The mission of the United States Naval Academy in Annapolis, Maryland is "to develop midshipmen morally, mentally and physically and to imbue them with the highest ideals of duty, honor and loyalty in order to graduate leaders who are dedicated to a career of naval service and have potential for future development in mind and character to assume the highest responsibilities of command, citizenship and government." This is a tall order, but one that they have been successfully fulfilling for over 150 years.
The Naval Academy was founded in 1845 by the Secretary of the Navy, George Bancroft, in what is now historic Annapolis, Maryland, on the banks of the Severn River and on the shores of the Chesapeake Bay. The history of the Academy has often paralleled the history of the United States itself.
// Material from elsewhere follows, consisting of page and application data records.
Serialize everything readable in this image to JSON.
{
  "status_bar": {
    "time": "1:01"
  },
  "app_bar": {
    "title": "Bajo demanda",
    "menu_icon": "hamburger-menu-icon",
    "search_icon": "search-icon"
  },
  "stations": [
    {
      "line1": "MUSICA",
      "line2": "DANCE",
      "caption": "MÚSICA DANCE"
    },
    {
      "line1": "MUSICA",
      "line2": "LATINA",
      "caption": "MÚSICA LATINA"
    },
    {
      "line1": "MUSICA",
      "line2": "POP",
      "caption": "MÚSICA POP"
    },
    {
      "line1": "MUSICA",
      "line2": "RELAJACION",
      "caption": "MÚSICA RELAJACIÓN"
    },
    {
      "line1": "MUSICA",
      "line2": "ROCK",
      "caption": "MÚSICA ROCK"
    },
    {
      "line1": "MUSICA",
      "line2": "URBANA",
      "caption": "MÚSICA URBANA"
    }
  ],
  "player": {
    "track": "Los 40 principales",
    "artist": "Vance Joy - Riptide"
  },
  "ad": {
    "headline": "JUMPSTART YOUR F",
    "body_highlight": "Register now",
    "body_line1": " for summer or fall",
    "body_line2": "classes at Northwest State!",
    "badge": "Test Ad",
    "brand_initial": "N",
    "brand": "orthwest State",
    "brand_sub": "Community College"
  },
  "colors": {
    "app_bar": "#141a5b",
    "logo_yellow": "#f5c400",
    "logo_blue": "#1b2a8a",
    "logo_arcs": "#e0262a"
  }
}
As the U.S. Navy has moved from a fleet of sail and steam-powered ships to a high tech fleet of nuclear-powered submarines and surface ships capable of supporting supersonic aircraft, the Academy has changed as well. In 1850, the Naval School became the United States Naval Academy. A new curriculum went into effect requiring midshipmen to study at the Academy for four years and to train aboard ships each summer. Congress authorized the Naval Academy to begin awarding a Bachelor of Science degree in 1933. The Naval Academy first accepted women as midshipmen in 1976, when Congress authorized the admission of women to all of the service academies. Women make up about 13 to 14 percent of entering plebes and they pursue the same academic and professional training as do their male classmates.
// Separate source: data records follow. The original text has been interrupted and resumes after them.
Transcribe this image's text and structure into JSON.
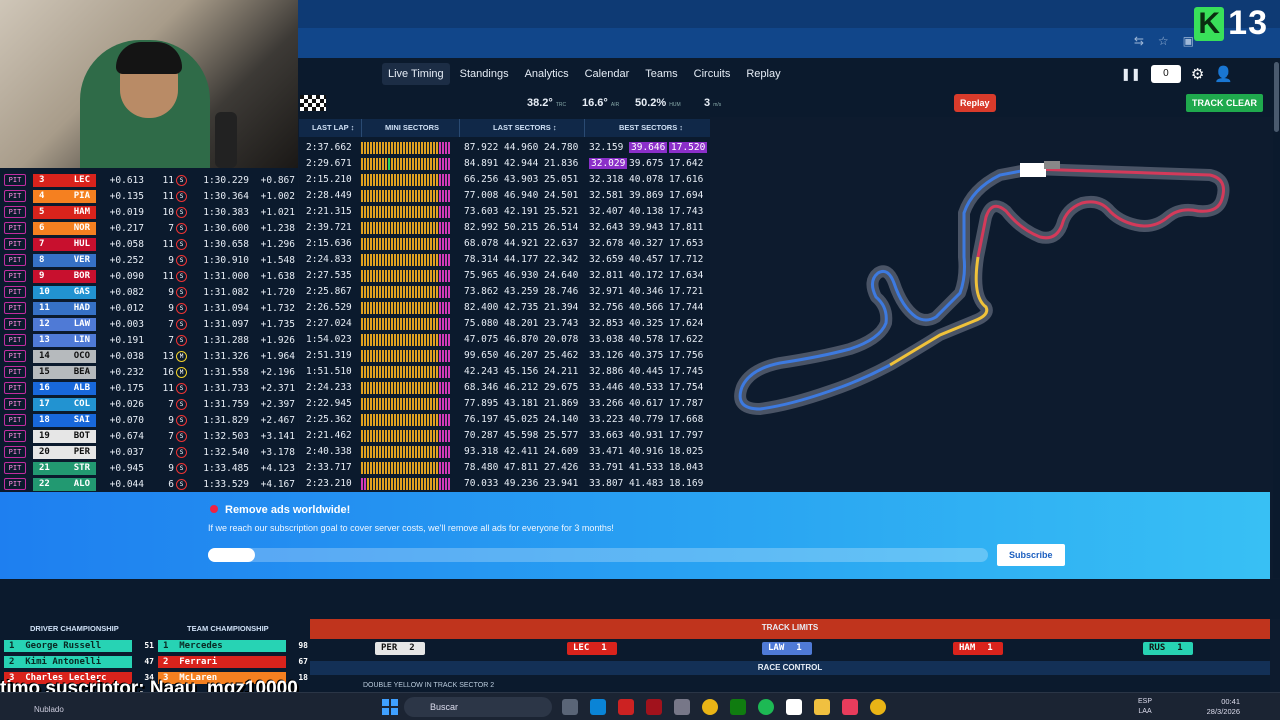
{
  "overlay": {
    "k_badge": "K",
    "k_number": "13"
  },
  "nav": {
    "tabs": [
      "Live Timing",
      "Standings",
      "Analytics",
      "Calendar",
      "Teams",
      "Circuits",
      "Replay"
    ],
    "counter": "0"
  },
  "weather": {
    "track": "38.2°",
    "track_unit": "TRC",
    "air": "16.6°",
    "air_unit": "AIR",
    "humidity": "50.2%",
    "humidity_unit": "HUM",
    "wind": "3",
    "wind_unit": "m/s"
  },
  "buttons": {
    "replay": "Replay",
    "track_clear": "TRACK CLEAR"
  },
  "timing_headers": {
    "last_lap": "LAST LAP ↕",
    "mini_sectors": "MINI SECTORS",
    "last_sectors": "LAST SECTORS ↕",
    "best_sectors": "BEST SECTORS ↕"
  },
  "top_rows": [
    {
      "last_lap": "2:37.662",
      "ls": [
        "87.922",
        "44.960",
        "24.780"
      ],
      "bs": [
        "32.159",
        "39.646",
        "17.520"
      ]
    },
    {
      "last_lap": "2:29.671",
      "ls": [
        "84.891",
        "42.944",
        "21.836"
      ],
      "bs": [
        "32.029",
        "39.675",
        "17.642"
      ]
    }
  ],
  "drivers": [
    {
      "pit": "PIT",
      "pos": "3",
      "code": "LEC",
      "color": "#d9231c",
      "int": "+0.613",
      "laps": "11",
      "tyre": "S",
      "lap": "1:30.229",
      "gap": "+0.867",
      "last_lap": "2:15.210",
      "ls": [
        "66.256",
        "43.903",
        "25.051"
      ],
      "bs": [
        "32.318",
        "40.078",
        "17.616"
      ]
    },
    {
      "pit": "PIT",
      "pos": "4",
      "code": "PIA",
      "color": "#f58020",
      "int": "+0.135",
      "laps": "11",
      "tyre": "S",
      "lap": "1:30.364",
      "gap": "+1.002",
      "last_lap": "2:28.449",
      "ls": [
        "77.008",
        "46.940",
        "24.501"
      ],
      "bs": [
        "32.581",
        "39.869",
        "17.694"
      ]
    },
    {
      "pit": "PIT",
      "pos": "5",
      "code": "HAM",
      "color": "#d9231c",
      "int": "+0.019",
      "laps": "10",
      "tyre": "S",
      "lap": "1:30.383",
      "gap": "+1.021",
      "last_lap": "2:21.315",
      "ls": [
        "73.603",
        "42.191",
        "25.521"
      ],
      "bs": [
        "32.407",
        "40.138",
        "17.743"
      ]
    },
    {
      "pit": "PIT",
      "pos": "6",
      "code": "NOR",
      "color": "#f58020",
      "int": "+0.217",
      "laps": "7",
      "tyre": "S",
      "lap": "1:30.600",
      "gap": "+1.238",
      "last_lap": "2:39.721",
      "ls": [
        "82.992",
        "50.215",
        "26.514"
      ],
      "bs": [
        "32.643",
        "39.943",
        "17.811"
      ]
    },
    {
      "pit": "PIT",
      "pos": "7",
      "code": "HUL",
      "color": "#c8102e",
      "int": "+0.058",
      "laps": "11",
      "tyre": "S",
      "lap": "1:30.658",
      "gap": "+1.296",
      "last_lap": "2:15.636",
      "ls": [
        "68.078",
        "44.921",
        "22.637"
      ],
      "bs": [
        "32.678",
        "40.327",
        "17.653"
      ]
    },
    {
      "pit": "PIT",
      "pos": "8",
      "code": "VER",
      "color": "#3671c6",
      "int": "+0.252",
      "laps": "9",
      "tyre": "S",
      "lap": "1:30.910",
      "gap": "+1.548",
      "last_lap": "2:24.833",
      "ls": [
        "78.314",
        "44.177",
        "22.342"
      ],
      "bs": [
        "32.659",
        "40.457",
        "17.712"
      ]
    },
    {
      "pit": "PIT",
      "pos": "9",
      "code": "BOR",
      "color": "#c8102e",
      "int": "+0.090",
      "laps": "11",
      "tyre": "S",
      "lap": "1:31.000",
      "gap": "+1.638",
      "last_lap": "2:27.535",
      "ls": [
        "75.965",
        "46.930",
        "24.640"
      ],
      "bs": [
        "32.811",
        "40.172",
        "17.634"
      ]
    },
    {
      "pit": "PIT",
      "pos": "10",
      "code": "GAS",
      "color": "#2293d1",
      "int": "+0.082",
      "laps": "9",
      "tyre": "S",
      "lap": "1:31.082",
      "gap": "+1.720",
      "last_lap": "2:25.867",
      "ls": [
        "73.862",
        "43.259",
        "28.746"
      ],
      "bs": [
        "32.971",
        "40.346",
        "17.721"
      ]
    },
    {
      "pit": "PIT",
      "pos": "11",
      "code": "HAD",
      "color": "#3671c6",
      "int": "+0.012",
      "laps": "9",
      "tyre": "S",
      "lap": "1:31.094",
      "gap": "+1.732",
      "last_lap": "2:26.529",
      "ls": [
        "82.400",
        "42.735",
        "21.394"
      ],
      "bs": [
        "32.756",
        "40.566",
        "17.744"
      ]
    },
    {
      "pit": "PIT",
      "pos": "12",
      "code": "LAW",
      "color": "#4f7ad6",
      "int": "+0.003",
      "laps": "7",
      "tyre": "S",
      "lap": "1:31.097",
      "gap": "+1.735",
      "last_lap": "2:27.024",
      "ls": [
        "75.080",
        "48.201",
        "23.743"
      ],
      "bs": [
        "32.853",
        "40.325",
        "17.624"
      ]
    },
    {
      "pit": "PIT",
      "pos": "13",
      "code": "LIN",
      "color": "#4f7ad6",
      "int": "+0.191",
      "laps": "7",
      "tyre": "S",
      "lap": "1:31.288",
      "gap": "+1.926",
      "last_lap": "1:54.023",
      "ls": [
        "47.075",
        "46.870",
        "20.078"
      ],
      "bs": [
        "33.038",
        "40.578",
        "17.622"
      ]
    },
    {
      "pit": "PIT",
      "pos": "14",
      "code": "OCO",
      "color": "#b6babd",
      "int": "+0.038",
      "laps": "13",
      "tyre": "M",
      "lap": "1:31.326",
      "gap": "+1.964",
      "last_lap": "2:51.319",
      "ls": [
        "99.650",
        "46.207",
        "25.462"
      ],
      "bs": [
        "33.126",
        "40.375",
        "17.756"
      ]
    },
    {
      "pit": "PIT",
      "pos": "15",
      "code": "BEA",
      "color": "#b6babd",
      "int": "+0.232",
      "laps": "16",
      "tyre": "M",
      "lap": "1:31.558",
      "gap": "+2.196",
      "last_lap": "1:51.510",
      "ls": [
        "42.243",
        "45.156",
        "24.211"
      ],
      "bs": [
        "32.886",
        "40.445",
        "17.745"
      ]
    },
    {
      "pit": "PIT",
      "pos": "16",
      "code": "ALB",
      "color": "#1868db",
      "int": "+0.175",
      "laps": "11",
      "tyre": "S",
      "lap": "1:31.733",
      "gap": "+2.371",
      "last_lap": "2:24.233",
      "ls": [
        "68.346",
        "46.212",
        "29.675"
      ],
      "bs": [
        "33.446",
        "40.533",
        "17.754"
      ]
    },
    {
      "pit": "PIT",
      "pos": "17",
      "code": "COL",
      "color": "#2293d1",
      "int": "+0.026",
      "laps": "7",
      "tyre": "S",
      "lap": "1:31.759",
      "gap": "+2.397",
      "last_lap": "2:22.945",
      "ls": [
        "77.895",
        "43.181",
        "21.869"
      ],
      "bs": [
        "33.266",
        "40.617",
        "17.787"
      ]
    },
    {
      "pit": "PIT",
      "pos": "18",
      "code": "SAI",
      "color": "#1868db",
      "int": "+0.070",
      "laps": "9",
      "tyre": "S",
      "lap": "1:31.829",
      "gap": "+2.467",
      "last_lap": "2:25.362",
      "ls": [
        "76.197",
        "45.025",
        "24.140"
      ],
      "bs": [
        "33.223",
        "40.779",
        "17.668"
      ]
    },
    {
      "pit": "PIT",
      "pos": "19",
      "code": "BOT",
      "color": "#e6e6e6",
      "int": "+0.674",
      "laps": "7",
      "tyre": "S",
      "lap": "1:32.503",
      "gap": "+3.141",
      "last_lap": "2:21.462",
      "ls": [
        "70.287",
        "45.598",
        "25.577"
      ],
      "bs": [
        "33.663",
        "40.931",
        "17.797"
      ]
    },
    {
      "pit": "PIT",
      "pos": "20",
      "code": "PER",
      "color": "#e6e6e6",
      "int": "+0.037",
      "laps": "7",
      "tyre": "S",
      "lap": "1:32.540",
      "gap": "+3.178",
      "last_lap": "2:40.338",
      "ls": [
        "93.318",
        "42.411",
        "24.609"
      ],
      "bs": [
        "33.471",
        "40.916",
        "18.025"
      ]
    },
    {
      "pit": "PIT",
      "pos": "21",
      "code": "STR",
      "color": "#229971",
      "int": "+0.945",
      "laps": "9",
      "tyre": "S",
      "lap": "1:33.485",
      "gap": "+4.123",
      "last_lap": "2:33.717",
      "ls": [
        "78.480",
        "47.811",
        "27.426"
      ],
      "bs": [
        "33.791",
        "41.533",
        "18.043"
      ]
    },
    {
      "pit": "PIT",
      "pos": "22",
      "code": "ALO",
      "color": "#229971",
      "int": "+0.044",
      "laps": "6",
      "tyre": "S",
      "lap": "1:33.529",
      "gap": "+4.167",
      "last_lap": "2:23.210",
      "ls": [
        "70.033",
        "49.236",
        "23.941"
      ],
      "bs": [
        "33.807",
        "41.483",
        "18.169"
      ]
    }
  ],
  "ad": {
    "title": "Remove ads worldwide!",
    "subtitle": "If we reach our subscription goal to cover server costs, we'll remove all ads for everyone for 3 months!",
    "progress": 0.06,
    "button": "Subscribe"
  },
  "driver_champ": {
    "title": "DRIVER CHAMPIONSHIP",
    "rows": [
      {
        "pos": "1",
        "name": "George Russell",
        "pts": "51",
        "color": "#27d3b4"
      },
      {
        "pos": "2",
        "name": "Kimi Antonelli",
        "pts": "47",
        "color": "#27d3b4"
      },
      {
        "pos": "3",
        "name": "Charles Leclerc",
        "pts": "34",
        "color": "#d9231c"
      }
    ]
  },
  "team_champ": {
    "title": "TEAM CHAMPIONSHIP",
    "rows": [
      {
        "pos": "1",
        "name": "Mercedes",
        "pts": "98",
        "color": "#27d3b4"
      },
      {
        "pos": "2",
        "name": "Ferrari",
        "pts": "67",
        "color": "#d9231c"
      },
      {
        "pos": "3",
        "name": "McLaren",
        "pts": "18",
        "color": "#f58020"
      }
    ]
  },
  "track_limits": {
    "title": "TRACK LIMITS",
    "items": [
      {
        "code": "PER",
        "count": "2",
        "color": "#e6e6e6"
      },
      {
        "code": "LEC",
        "count": "1",
        "color": "#d9231c"
      },
      {
        "code": "LAW",
        "count": "1",
        "color": "#4f7ad6"
      },
      {
        "code": "HAM",
        "count": "1",
        "color": "#d9231c"
      },
      {
        "code": "RUS",
        "count": "1",
        "color": "#27d3b4"
      }
    ]
  },
  "race_control": {
    "title": "RACE CONTROL",
    "message": "DOUBLE YELLOW IN TRACK SECTOR 2"
  },
  "subscriber": {
    "text": "timo suscriptor: Naau_mqz10000"
  },
  "taskbar": {
    "weather": "Nublado",
    "search": "Buscar",
    "lang1": "ESP",
    "lang2": "LAA",
    "time": "00:41",
    "date": "28/3/2026"
  }
}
Admissions to the Academy are not open to all; the school selects from among qualified applicants. United States Naval Academy attracts many applicants each year, and can only accept about 14% of them (as of 2007-2008). Three quarters of students in 2007-2008 had SAT verbal scores of at least 560. Half of math SAT scores of accepted students fell between 600 and 700.
Official websiter for the United States Naval Academy